▶ **Records supplied**
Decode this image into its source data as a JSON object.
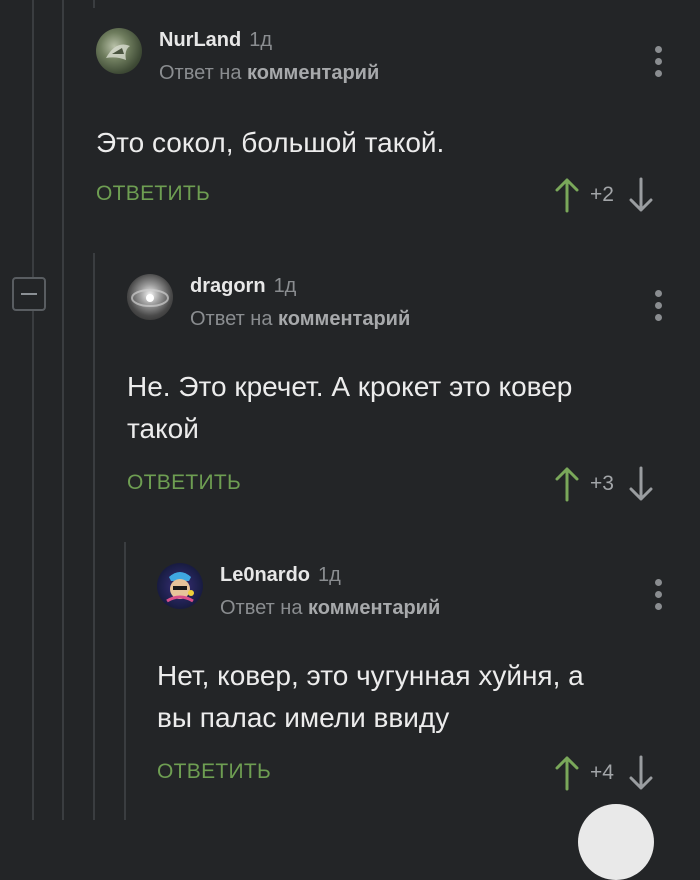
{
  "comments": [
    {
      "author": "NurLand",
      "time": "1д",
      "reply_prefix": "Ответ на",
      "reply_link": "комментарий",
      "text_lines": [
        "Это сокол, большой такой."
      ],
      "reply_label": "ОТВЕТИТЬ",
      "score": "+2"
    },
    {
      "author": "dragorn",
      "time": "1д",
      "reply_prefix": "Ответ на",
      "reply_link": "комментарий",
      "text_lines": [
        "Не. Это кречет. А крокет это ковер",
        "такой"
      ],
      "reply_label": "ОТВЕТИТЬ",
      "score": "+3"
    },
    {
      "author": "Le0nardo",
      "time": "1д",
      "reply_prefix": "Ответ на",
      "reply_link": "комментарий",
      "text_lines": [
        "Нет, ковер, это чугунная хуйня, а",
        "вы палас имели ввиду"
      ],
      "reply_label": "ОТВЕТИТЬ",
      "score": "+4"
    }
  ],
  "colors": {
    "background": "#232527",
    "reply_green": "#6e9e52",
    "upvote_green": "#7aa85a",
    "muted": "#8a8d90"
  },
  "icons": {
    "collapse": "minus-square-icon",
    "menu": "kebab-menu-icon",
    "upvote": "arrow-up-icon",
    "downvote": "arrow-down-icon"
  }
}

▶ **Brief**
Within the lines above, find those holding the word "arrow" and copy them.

▶ **Task response**
    "upvote": "arrow-up-icon",
    "downvote": "arrow-down-icon"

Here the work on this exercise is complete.